▶ Task goal:
Go through the data and tally the lines that include "this". The reply is that number alone.

▶ Extracted data:
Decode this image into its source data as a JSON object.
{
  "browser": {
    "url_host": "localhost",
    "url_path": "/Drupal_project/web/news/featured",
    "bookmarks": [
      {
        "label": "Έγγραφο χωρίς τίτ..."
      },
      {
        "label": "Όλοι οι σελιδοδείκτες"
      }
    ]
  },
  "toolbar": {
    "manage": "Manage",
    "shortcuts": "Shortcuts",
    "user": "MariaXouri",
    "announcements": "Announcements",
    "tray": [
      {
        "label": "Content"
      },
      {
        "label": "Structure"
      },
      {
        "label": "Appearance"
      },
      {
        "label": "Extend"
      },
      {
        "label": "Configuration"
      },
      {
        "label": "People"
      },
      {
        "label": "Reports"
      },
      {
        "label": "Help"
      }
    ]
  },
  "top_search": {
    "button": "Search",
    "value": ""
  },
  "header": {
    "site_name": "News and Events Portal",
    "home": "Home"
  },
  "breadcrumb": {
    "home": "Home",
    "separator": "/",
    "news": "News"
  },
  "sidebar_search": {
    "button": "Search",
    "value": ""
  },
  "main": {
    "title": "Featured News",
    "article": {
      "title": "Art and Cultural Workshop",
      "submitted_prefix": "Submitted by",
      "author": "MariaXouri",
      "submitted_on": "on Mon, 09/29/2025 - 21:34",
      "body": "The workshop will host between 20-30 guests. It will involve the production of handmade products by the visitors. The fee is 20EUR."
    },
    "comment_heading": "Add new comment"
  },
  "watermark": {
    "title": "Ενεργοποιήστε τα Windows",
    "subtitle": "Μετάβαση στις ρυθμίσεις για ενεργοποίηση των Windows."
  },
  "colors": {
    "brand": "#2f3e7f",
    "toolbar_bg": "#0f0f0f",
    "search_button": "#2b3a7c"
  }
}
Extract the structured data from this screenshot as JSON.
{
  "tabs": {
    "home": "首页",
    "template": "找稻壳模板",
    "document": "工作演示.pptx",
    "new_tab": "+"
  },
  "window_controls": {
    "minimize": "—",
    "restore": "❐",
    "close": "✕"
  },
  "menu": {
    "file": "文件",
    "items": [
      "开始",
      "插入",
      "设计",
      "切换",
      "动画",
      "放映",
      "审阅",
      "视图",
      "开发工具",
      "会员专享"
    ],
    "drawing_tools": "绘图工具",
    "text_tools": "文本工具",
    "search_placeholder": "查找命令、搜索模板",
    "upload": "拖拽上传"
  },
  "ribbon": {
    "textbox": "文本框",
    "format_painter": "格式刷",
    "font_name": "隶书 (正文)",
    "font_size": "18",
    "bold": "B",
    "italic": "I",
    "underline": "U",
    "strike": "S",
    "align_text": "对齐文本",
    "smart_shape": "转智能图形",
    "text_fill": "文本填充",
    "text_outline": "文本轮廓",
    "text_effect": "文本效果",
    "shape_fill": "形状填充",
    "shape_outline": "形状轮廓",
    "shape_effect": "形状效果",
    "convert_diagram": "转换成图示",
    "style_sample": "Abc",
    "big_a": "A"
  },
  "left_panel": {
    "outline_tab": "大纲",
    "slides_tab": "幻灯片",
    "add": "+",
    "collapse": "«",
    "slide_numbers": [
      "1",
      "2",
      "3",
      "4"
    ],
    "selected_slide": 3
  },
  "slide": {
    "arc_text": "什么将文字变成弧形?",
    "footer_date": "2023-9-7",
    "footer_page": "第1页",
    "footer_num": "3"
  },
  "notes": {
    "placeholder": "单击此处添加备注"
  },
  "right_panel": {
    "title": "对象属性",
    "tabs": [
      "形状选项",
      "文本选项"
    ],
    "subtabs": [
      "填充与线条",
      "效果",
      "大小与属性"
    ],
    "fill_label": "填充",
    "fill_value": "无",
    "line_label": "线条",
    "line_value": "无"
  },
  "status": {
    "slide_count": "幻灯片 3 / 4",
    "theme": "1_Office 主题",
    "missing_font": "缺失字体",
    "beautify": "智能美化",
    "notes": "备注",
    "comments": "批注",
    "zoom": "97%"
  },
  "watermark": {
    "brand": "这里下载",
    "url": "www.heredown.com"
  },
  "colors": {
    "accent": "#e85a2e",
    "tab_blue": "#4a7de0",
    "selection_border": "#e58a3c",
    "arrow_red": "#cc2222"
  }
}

▶ Response:
2